(Work instructions): Output all the data below verbatim.

(Exercise material):
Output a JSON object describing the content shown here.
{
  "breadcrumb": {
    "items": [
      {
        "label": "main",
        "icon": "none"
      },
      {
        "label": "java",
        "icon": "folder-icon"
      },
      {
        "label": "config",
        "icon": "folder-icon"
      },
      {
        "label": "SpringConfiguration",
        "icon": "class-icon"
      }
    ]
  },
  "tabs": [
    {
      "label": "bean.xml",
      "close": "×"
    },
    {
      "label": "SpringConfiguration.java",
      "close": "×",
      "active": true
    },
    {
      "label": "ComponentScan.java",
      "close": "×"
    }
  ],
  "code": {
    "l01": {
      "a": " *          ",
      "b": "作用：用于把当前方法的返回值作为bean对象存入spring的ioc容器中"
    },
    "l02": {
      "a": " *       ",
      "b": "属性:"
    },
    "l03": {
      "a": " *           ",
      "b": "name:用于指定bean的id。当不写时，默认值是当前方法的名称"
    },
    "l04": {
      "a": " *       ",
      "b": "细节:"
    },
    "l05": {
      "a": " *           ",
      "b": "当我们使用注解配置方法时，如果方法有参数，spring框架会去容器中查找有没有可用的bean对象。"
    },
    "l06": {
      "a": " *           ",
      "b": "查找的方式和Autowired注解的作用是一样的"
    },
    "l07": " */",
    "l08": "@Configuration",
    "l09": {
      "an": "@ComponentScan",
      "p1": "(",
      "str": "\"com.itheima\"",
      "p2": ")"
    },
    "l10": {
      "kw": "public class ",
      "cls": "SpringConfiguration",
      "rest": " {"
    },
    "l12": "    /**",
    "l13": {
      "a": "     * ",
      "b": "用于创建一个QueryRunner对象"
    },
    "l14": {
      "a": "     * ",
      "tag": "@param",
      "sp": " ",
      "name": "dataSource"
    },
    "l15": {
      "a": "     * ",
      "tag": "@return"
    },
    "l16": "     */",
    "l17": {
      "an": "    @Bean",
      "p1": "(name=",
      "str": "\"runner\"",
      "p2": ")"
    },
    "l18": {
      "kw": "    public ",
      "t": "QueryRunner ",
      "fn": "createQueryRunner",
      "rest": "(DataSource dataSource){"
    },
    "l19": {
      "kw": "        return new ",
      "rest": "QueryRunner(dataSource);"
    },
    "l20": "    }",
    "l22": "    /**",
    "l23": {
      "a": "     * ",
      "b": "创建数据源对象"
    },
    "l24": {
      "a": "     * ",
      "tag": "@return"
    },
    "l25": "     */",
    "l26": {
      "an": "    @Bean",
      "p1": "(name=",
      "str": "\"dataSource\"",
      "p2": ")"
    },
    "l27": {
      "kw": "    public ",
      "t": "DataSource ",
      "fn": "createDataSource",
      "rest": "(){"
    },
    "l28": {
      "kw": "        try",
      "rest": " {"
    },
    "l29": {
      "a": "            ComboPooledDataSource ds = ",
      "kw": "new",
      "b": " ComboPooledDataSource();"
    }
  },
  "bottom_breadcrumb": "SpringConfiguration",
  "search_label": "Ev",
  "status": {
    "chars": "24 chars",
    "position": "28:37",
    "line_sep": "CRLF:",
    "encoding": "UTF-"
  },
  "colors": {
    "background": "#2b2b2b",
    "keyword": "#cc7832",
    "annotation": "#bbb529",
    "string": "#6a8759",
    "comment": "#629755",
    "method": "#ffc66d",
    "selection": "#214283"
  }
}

(Solution for this problem):
Output a JSON object describing the content shown here.
{
  "breadcrumb": {
    "items": [
      {
        "label": "main",
        "icon": "none"
      },
      {
        "label": "java",
        "icon": "folder-icon"
      },
      {
        "label": "config",
        "icon": "folder-icon"
      },
      {
        "label": "SpringConfiguration",
        "icon": "class-icon"
      }
    ]
  },
  "tabs": [
    {
      "label": "bean.xml",
      "close": "×"
    },
    {
      "label": "SpringConfiguration.java",
      "close": "×",
      "active": true
    },
    {
      "label": "ComponentScan.java",
      "close": "×"
    }
  ],
  "code": {
    "l01": {
      "a": " *          ",
      "b": "作用：用于把当前方法的返回值作为bean对象存入spring的ioc容器中"
    },
    "l02": {
      "a": " *       ",
      "b": "属性:"
    },
    "l03": {
      "a": " *           ",
      "b": "name:用于指定bean的id。当不写时，默认值是当前方法的名称"
    },
    "l04": {
      "a": " *       ",
      "b": "细节:"
    },
    "l05": {
      "a": " *           ",
      "b": "当我们使用注解配置方法时，如果方法有参数，spring框架会去容器中查找有没有可用的bean对象。"
    },
    "l06": {
      "a": " *           ",
      "b": "查找的方式和Autowired注解的作用是一样的"
    },
    "l07": " */",
    "l08": "@Configuration",
    "l09": {
      "an": "@ComponentScan",
      "p1": "(",
      "str": "\"com.itheima\"",
      "p2": ")"
    },
    "l10": {
      "kw": "public class ",
      "cls": "SpringConfiguration",
      "rest": " {"
    },
    "l12": "    /**",
    "l13": {
      "a": "     * ",
      "b": "用于创建一个QueryRunner对象"
    },
    "l14": {
      "a": "     * ",
      "tag": "@param",
      "sp": " ",
      "name": "dataSource"
    },
    "l15": {
      "a": "     * ",
      "tag": "@return"
    },
    "l16": "     */",
    "l17": {
      "an": "    @Bean",
      "p1": "(name=",
      "str": "\"runner\"",
      "p2": ")"
    },
    "l18": {
      "kw": "    public ",
      "t": "QueryRunner ",
      "fn": "createQueryRunner",
      "rest": "(DataSource dataSource){"
    },
    "l19": {
      "kw": "        return new ",
      "rest": "QueryRunner(dataSource);"
    },
    "l20": "    }",
    "l22": "    /**",
    "l23": {
      "a": "     * ",
      "b": "创建数据源对象"
    },
    "l24": {
      "a": "     * ",
      "tag": "@return"
    },
    "l25": "     */",
    "l26": {
      "an": "    @Bean",
      "p1": "(name=",
      "str": "\"dataSource\"",
      "p2": ")"
    },
    "l27": {
      "kw": "    public ",
      "t": "DataSource ",
      "fn": "createDataSource",
      "rest": "(){"
    },
    "l28": {
      "kw": "        try",
      "rest": " {"
    },
    "l29": {
      "a": "            ComboPooledDataSource ds = ",
      "kw": "new",
      "b": " ComboPooledDataSource();"
    }
  },
  "bottom_breadcrumb": "SpringConfiguration",
  "search_label": "Ev",
  "status": {
    "chars": "24 chars",
    "position": "28:37",
    "line_sep": "CRLF:",
    "encoding": "UTF-"
  },
  "colors": {
    "background": "#2b2b2b",
    "keyword": "#cc7832",
    "annotation": "#bbb529",
    "string": "#6a8759",
    "comment": "#629755",
    "method": "#ffc66d",
    "selection": "#214283"
  }
}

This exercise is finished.